Work required — For the data below, tally how many lines contain "message" and answer only with that tally.

Dataset —
=== Begin Enclosure ===
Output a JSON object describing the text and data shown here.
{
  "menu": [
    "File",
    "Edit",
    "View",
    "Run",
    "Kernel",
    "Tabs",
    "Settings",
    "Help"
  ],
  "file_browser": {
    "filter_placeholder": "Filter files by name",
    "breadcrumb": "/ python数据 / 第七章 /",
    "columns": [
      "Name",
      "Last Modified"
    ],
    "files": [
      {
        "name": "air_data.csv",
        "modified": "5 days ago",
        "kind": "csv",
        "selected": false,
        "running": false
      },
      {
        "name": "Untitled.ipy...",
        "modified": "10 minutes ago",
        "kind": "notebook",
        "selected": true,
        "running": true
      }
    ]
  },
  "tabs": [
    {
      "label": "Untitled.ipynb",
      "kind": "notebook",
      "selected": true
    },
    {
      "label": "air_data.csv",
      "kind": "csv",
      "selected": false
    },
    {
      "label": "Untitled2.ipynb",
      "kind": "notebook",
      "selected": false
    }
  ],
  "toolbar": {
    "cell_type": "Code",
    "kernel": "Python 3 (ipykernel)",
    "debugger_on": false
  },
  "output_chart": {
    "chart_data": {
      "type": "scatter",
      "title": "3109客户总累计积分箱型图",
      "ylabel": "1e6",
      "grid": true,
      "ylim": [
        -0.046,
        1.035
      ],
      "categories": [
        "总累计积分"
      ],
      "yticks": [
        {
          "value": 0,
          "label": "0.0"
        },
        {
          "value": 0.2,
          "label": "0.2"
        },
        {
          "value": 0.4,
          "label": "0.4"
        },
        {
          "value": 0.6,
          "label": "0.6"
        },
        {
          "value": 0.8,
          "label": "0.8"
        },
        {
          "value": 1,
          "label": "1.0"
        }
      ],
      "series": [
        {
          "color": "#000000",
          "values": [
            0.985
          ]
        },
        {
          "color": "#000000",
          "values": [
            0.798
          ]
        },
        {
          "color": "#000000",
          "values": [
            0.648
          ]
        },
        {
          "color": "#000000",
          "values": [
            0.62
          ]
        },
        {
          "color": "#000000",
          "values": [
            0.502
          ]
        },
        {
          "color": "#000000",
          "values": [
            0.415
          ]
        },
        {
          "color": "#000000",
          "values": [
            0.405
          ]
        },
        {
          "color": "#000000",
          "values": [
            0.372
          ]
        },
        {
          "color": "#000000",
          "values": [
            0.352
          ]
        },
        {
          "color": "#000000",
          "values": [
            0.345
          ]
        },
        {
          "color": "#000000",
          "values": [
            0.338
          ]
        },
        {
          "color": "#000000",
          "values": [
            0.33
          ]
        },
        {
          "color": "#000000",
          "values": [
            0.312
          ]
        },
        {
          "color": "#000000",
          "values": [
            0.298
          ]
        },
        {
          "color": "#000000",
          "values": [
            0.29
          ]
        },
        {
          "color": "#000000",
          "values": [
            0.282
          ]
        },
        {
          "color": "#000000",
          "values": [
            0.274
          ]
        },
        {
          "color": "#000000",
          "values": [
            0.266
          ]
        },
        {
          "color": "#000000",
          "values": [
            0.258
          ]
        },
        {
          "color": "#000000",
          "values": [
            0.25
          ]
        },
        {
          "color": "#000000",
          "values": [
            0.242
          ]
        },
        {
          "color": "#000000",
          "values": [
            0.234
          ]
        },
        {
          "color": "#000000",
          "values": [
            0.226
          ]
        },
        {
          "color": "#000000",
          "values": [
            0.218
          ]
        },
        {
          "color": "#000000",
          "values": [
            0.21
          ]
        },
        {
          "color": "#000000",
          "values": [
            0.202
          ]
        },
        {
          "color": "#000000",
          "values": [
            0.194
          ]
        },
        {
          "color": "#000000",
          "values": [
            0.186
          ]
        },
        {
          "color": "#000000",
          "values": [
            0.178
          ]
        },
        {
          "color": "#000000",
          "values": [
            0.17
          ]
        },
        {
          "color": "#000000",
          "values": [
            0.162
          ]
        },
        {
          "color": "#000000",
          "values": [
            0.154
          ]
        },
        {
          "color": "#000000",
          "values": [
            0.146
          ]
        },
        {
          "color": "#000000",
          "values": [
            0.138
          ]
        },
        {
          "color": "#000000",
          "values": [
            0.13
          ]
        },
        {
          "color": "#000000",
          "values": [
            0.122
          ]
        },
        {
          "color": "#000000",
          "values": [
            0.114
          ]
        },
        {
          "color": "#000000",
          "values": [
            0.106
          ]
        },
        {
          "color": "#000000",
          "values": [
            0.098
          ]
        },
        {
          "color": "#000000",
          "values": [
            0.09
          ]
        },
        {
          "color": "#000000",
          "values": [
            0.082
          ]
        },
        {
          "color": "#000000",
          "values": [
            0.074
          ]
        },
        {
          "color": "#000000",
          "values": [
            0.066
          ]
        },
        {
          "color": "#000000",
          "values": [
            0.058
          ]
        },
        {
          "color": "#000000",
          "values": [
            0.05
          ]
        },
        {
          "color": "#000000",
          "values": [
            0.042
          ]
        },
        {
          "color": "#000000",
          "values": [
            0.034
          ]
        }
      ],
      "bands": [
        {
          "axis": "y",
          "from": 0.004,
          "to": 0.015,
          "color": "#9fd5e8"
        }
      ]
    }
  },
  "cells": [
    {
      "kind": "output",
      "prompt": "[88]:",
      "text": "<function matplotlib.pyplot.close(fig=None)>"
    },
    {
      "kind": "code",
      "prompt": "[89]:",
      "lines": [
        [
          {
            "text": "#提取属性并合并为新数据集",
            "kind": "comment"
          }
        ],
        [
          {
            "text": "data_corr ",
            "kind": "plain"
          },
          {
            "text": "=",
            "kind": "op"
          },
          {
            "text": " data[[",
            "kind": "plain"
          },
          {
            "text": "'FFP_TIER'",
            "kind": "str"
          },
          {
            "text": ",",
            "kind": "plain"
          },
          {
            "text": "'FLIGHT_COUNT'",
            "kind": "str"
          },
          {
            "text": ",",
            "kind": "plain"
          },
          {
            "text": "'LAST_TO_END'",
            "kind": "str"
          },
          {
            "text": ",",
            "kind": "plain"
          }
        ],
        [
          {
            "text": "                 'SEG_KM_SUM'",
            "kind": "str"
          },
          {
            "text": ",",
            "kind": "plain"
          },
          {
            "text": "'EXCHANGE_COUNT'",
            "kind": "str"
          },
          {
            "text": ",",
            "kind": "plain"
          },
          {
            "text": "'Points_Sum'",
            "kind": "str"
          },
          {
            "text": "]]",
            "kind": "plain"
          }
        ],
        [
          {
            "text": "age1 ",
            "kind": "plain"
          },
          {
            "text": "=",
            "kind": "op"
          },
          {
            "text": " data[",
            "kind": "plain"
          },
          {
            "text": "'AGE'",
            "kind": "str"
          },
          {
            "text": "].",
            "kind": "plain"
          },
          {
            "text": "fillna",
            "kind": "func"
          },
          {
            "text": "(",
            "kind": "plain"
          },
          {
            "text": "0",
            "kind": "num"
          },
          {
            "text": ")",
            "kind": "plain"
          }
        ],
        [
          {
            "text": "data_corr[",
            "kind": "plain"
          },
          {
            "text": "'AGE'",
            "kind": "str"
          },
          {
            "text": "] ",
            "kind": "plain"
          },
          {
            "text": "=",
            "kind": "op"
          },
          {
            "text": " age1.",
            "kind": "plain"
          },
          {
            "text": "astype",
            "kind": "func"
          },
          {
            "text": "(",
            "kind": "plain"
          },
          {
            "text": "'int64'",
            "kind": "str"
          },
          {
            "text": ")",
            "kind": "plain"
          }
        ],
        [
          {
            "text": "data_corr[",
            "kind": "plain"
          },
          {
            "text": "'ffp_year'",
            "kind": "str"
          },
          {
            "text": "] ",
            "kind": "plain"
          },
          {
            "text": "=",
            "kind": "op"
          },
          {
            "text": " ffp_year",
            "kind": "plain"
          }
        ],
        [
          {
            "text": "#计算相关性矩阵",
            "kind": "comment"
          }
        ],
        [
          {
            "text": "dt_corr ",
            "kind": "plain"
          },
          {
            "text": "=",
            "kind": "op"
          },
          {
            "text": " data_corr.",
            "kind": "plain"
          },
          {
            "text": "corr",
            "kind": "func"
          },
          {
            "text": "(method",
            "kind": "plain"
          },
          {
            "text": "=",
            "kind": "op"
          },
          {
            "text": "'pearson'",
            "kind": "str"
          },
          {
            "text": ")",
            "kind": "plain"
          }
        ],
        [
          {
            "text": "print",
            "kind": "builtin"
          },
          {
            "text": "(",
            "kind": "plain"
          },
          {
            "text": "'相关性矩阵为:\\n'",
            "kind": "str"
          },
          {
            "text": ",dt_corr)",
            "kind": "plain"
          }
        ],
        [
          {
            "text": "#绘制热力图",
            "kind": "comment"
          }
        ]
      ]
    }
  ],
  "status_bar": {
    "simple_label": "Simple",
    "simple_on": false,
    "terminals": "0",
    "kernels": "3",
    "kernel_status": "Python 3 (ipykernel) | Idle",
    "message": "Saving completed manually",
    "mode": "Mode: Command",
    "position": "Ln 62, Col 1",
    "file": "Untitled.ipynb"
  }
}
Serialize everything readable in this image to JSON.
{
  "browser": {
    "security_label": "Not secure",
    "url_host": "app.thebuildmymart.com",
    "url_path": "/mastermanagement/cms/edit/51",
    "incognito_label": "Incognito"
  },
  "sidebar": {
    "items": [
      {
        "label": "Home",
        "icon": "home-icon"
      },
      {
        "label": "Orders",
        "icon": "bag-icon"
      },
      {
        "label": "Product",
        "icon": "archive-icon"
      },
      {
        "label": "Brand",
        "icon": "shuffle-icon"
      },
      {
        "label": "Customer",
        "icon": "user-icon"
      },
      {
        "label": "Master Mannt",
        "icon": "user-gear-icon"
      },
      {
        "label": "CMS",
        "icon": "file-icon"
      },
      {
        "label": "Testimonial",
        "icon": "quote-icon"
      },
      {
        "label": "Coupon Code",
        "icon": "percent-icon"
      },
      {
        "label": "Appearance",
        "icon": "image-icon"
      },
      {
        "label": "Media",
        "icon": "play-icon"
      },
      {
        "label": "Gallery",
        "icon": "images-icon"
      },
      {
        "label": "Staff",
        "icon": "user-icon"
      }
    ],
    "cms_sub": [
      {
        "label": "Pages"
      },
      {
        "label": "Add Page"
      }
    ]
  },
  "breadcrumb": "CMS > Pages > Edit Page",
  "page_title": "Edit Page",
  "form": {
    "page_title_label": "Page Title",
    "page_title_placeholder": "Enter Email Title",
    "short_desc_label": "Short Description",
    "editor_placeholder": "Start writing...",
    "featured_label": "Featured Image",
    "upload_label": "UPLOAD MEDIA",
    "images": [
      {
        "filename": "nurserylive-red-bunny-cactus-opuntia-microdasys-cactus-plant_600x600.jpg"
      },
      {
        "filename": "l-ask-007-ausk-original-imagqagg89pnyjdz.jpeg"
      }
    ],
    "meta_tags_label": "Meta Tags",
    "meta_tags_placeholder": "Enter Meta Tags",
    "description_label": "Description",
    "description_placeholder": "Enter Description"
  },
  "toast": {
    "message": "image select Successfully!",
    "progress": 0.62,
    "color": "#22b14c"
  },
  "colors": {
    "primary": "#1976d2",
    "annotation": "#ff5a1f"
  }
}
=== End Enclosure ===
Result for this task — 2